By Paul Kirby
EU reporter, BBC News
The McCanns also want a hotline and a European children's centre
Gerry and Kate McCann have travelled to Brussels to make the case for an EU-wide alert system for missing children.
Since the disappearance of their daughter Madeleine almost a year ago, the couple travelled across the continent, appealing for help in finding their daughter.
Could an immediate pan-European response have made a difference?
So far, France and Greece are the only EU countries to have introduced full alert systems along the lines of the American Amber scheme which involves immediate broadcasts on radio and television about missing children and information about possible suspects.
Within 30 minutes of a confirmed case of abduction, French authorities can flash up information on a missing child on motorway signs and ads are put out before national news broadcasts.
Britain, Belgium and Germany all have their own schemes but the McCanns want a far more co-ordinated response plan across Europe.
But not everyone is convinced it would work.
German Justice Minister Brigitte Zypries has argued that it would be impractical and may prove counter-productive.
In her view, publishing media ads in the north of Denmark, say, for a child kidnapped in southern Italy would be of little use to any police investigation.
And showing the faces of missing children on a daily basis on television might result in a "dulling effect" on the public.
It may sound an extreme example but it reflects a sentiment that extending alerts across Europe might be an over-reaction which would probably involve extensive bureaucracy.
The reality is that the kidnapping of a child is rare, and most missing children have either run away or they are either taken from their homes by a parent in a separated couple.
According to the charity Reunite, more than 400 children are taken illegally either into or out of UK every year.
Lady Catherine Meyer set up Parents and Abducted Children Together (PACT) after her two young children failed to return from a trip to their father in Germany in 1994, despite a court order.
The McCann proposals
EU-wide missing child alert system
European children centre combining NGOs, governments and police
Missing child hotline
She is with the McCanns in Brussels and believes an alert system would have made all the difference in their case.
"If Madeleine has been abducted by a predator, there would have been a huge chance of her being spotted. All the exit ports would have been alerted immediately".
Portuguese police had no such mechanism in place and are accused of reacting slowly to her disappearance.
As well as the child alert system, Gerry and Kate McCann would like MEPs to sign up to a Europe-wide missing child hotline and a European children's centre which would co-ordinate the efforts of governments, the police and voluntary groups.
But is the EU the right body to address the issue?
A hotline has already been launched by the European Commission with the aim of giving a single number - 116000 - for parents to report missing children, wherever they are in Europe.
The aim is to extend the hotline to 47 countries, but it has had a slow start.
The McCanns travelled across Europe to raise the profile of the search
Only five of the EU's 27 member states - Belgium, Denmark, Greece, Hungary and Portugal - have so far adopted it, although the European Commission says more are in the pipeline.
British Labour MEP Arlene McCarthy is backing the McCann's campaign and believes the EU should consider making the hotline mandatory across Europe.
Missing Children Europe brings together charities across the continent and is also backing the hotline number.
But, like Germany and Austria, it is not so keen on extending the French alert system across the whole of Europe.

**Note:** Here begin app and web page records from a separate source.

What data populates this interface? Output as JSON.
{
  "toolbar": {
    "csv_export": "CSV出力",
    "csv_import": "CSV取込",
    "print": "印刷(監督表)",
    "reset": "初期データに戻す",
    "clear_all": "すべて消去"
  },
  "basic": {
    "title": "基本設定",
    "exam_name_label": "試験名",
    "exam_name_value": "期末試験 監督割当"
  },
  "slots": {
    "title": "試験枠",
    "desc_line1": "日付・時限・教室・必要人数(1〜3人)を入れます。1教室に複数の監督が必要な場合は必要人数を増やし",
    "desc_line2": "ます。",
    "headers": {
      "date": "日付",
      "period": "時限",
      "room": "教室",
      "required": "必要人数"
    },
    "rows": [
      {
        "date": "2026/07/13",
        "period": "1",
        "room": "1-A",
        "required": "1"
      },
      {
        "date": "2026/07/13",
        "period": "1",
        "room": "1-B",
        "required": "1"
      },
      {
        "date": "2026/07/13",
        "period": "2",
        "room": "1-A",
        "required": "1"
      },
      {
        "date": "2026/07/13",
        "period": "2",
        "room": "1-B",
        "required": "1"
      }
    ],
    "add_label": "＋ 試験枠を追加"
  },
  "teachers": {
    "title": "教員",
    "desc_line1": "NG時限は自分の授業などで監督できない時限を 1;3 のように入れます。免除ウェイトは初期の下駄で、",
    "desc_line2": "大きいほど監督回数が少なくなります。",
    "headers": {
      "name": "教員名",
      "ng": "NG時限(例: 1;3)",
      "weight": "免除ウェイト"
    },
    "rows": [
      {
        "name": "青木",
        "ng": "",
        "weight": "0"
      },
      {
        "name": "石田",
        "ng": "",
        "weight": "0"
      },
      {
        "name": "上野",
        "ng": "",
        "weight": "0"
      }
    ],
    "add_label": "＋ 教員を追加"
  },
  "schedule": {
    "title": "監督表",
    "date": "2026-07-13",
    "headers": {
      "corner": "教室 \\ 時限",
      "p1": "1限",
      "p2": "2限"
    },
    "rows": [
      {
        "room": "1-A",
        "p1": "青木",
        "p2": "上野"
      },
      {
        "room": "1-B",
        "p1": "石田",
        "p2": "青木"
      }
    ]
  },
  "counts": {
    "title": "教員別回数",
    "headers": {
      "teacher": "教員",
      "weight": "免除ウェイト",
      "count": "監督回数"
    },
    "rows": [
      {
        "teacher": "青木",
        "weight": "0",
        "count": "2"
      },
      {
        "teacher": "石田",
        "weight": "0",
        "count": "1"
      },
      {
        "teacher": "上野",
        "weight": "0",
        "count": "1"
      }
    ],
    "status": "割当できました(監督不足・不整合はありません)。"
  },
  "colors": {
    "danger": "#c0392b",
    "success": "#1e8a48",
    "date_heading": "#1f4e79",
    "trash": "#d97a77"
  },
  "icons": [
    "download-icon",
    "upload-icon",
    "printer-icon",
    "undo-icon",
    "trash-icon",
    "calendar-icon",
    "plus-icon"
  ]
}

Far better, it says, for national alerts to communicate with each other when necessary.
The organisation raises the recent case of a child who disappeared in France close to the Belgian border. While a search began immediately in France, nobody was looking 10 minutes drive away in Belgium.
There is also scepticism that police forces could or would want to work together in large numbers. Sceptics point to the difficulty in bringing together 53 separate forces in the UK.
An ambitious plan for a Europe-wide register for child sex offenders was being mooted. The trouble is not all police forces have a national register to contribute to an international database.
And while the broadcast alerts bring the public into the search for a missing child, there are also questions over what happens to the information from that appeal when it is handed to the police.
At times, since the disappearance of Madeleine McCann, Leicestershire police have had a difficult relationship with their Portuguese counterparts.
Portuguese police plan to hold a reconstruction on the anniversary of the night she disappeared, which British police had called for within weeks of it happening.
British Liberal Democrat MEP Baroness Sarah Ludford is in favour of an EU-wide alert system but says police forces are often reluctant to share the information they have.
"I have no idea whether Madeleine McCann could have been found (after an alert), but it seems to me there is a problem of breaking down barriers in sharing information between police forces across the EU," she says.
"Once you've got the alerts, you've got to make sure something happens to them: you've got ensure that pedalling furiously underneath are police forces who are talking to each other and leaving no stone unturned."
For Lady Meyer, the EU could play a vital role in improving the police response to child abduction by organising training programmes. And she thinks a new approach could save lives.
"How would you feel if it was your child who had been abducted by a predator? If we can save one child through a system like that, then it would be worth it."